The Horse Boy
Posted on 29 Apr 2010
Sara Willis of Conway, a mother of two and member of the AETN Foundation staff, joined us for the Community Cinema screening of "The Horse Boy" last week at Hendrix College. "The Horse Boy" follows the journey of an autistic boy and his parents' across the vast, wild landscape of Mongolia in search of a cure. Below are Sara's thoughts on the film and discussion that followed:
I spilled a couple of tears no more than five minutes into the 60-minute film. Ill admit Im an easy cryer, but not for just any reason. Although vastly different from my own familys experience, the parallels that were there throughout the story were both surprising and comforting. The grieving that comes after diagnosis. (Even though didnt each of us who got that diagnosis for our child already know? And I mean know. Long before the rubber stamp.) The lingering guilt and fear that wakes you up in the middle of the night. What did I do wrong? What am I not doing right? What am I not doing enough of?
And the quest that you set yourself on to find every scrap of cure you can find. Until you begin to loathe the word cure. Because you figure out pretty quickly that there is not a cure because this isnt that kind of diagnosis. The word cure doesnt fit Autism. You arent looking for a cure so much as you are looking for a parenting manual to a child that not even the experts can tell you how to parent. Not really. Not wholly.
You need new words. New tools. New ways to help your child grow up in a world thats not built for him. A way to help your little square peg fit into a round hole.
And then here on the screen Im watching this family who has found a way to go halfway around the world on their quest. They are sitting on horseback overlooking a herd of reindeer and a village that took two days travel on horseback to reach...thats two days more travel after the roads had ended. A perfect metaphor for the job of raising an Autistic child. You have to go to where the road ends. And then keep going. And this family does. They go from shaman to shaman for blessings and rituals for healing for their son.

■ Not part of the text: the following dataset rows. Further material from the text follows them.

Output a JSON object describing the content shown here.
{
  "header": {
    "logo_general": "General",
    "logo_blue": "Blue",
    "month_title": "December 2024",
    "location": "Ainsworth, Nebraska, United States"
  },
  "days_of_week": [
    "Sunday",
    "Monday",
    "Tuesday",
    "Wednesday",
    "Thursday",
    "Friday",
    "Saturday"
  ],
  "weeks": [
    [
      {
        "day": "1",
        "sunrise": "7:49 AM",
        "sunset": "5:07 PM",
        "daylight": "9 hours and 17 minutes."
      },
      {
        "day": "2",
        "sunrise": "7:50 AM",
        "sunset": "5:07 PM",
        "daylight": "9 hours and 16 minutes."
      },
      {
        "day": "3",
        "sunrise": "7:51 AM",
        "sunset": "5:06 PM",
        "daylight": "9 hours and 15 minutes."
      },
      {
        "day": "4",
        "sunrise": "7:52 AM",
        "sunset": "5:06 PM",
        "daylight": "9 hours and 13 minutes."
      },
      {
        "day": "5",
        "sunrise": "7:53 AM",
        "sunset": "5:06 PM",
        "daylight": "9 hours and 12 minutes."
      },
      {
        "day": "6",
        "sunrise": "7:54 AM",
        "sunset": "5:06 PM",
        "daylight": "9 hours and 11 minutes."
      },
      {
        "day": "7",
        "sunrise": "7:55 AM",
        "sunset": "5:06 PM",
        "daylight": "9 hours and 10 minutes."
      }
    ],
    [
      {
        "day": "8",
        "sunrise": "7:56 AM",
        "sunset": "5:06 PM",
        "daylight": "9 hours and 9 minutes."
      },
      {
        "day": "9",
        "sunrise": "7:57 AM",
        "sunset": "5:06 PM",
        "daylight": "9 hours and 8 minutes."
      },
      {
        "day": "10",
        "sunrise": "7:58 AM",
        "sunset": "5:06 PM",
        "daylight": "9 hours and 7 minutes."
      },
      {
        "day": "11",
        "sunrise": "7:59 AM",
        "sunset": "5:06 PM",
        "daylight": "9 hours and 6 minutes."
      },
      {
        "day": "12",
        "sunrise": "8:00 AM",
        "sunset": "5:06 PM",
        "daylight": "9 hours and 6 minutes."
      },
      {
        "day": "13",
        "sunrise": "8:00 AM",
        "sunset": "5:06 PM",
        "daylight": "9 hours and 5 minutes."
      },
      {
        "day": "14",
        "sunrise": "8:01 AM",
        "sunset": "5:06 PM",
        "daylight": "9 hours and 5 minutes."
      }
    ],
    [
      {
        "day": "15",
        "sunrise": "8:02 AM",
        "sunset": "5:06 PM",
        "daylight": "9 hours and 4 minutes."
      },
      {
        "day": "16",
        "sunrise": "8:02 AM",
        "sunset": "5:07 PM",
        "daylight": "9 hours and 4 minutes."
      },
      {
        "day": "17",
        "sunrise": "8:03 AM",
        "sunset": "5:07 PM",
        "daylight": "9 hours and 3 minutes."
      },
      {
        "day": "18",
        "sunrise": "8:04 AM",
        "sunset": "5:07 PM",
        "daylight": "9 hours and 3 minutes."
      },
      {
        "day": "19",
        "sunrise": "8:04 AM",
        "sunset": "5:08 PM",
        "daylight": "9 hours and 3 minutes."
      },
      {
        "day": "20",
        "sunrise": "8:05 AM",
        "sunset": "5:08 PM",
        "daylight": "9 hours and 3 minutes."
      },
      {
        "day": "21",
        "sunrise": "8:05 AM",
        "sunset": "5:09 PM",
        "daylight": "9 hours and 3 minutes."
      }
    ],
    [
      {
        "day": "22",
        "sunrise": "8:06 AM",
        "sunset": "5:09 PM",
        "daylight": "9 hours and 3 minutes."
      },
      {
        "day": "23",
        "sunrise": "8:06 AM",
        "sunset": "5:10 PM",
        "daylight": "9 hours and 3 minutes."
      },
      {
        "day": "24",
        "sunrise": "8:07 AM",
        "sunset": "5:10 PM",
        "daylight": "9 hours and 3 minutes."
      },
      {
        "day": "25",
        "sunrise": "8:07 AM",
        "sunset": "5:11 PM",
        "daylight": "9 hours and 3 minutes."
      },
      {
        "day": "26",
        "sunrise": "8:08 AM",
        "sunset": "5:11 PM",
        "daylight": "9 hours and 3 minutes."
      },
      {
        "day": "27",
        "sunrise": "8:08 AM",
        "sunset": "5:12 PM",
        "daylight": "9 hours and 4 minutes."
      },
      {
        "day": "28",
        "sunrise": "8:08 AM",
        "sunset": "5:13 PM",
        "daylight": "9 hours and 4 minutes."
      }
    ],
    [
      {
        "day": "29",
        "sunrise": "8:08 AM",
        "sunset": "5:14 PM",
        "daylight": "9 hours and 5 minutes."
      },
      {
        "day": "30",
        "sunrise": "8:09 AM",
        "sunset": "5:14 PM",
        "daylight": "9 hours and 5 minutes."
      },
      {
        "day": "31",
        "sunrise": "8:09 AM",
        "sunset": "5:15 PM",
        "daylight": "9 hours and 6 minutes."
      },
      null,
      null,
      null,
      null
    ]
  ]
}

I loved this film. For it's gritty, hard worn, exhausted, rained on and muddied, strange and beautiful hope. In the first two years around my sons diagnosis (the first one looking for the diagnosis and the second one after it, trying to fully understand it) I was bombarded by friends and family and other parents sending me titles and websites and clipping articles for me to read. I devoured them all. But so few of them filled me with anything but fear.
But this familys story was so different. It helped me to appreciate just how far you really can go. And reminded me to keep thinking outside of the box. It was full of experts in the field who spoke of Autistic children in ways that I had rarely heard from the specialists of our local medical community. In four years of this journey, I probably have not yet reached 24 cumulative hours of time speaking with doctors. Days on end spent in clinics, yes. But with only a brisk closing talk with a doctor at the end of those visits. This is not a complaint or a judgment of the care we have received, just an observation. There are not enough of those experts. And there are so many children to serve.
You can begin to feel helpless and a little lost. As if you are calling up from the bottom of a well, hoping for someone to find you and lift you up and out of the darkness. But there is very little darkness in The Horse Boy. And wave upon wave of hope. Even if you arent facing the challenge of raising an atypical child, you should check it out.
"The Horse Boy" will air on AETN Sunday, May 16, at 11 p.m.
> The Horse Boy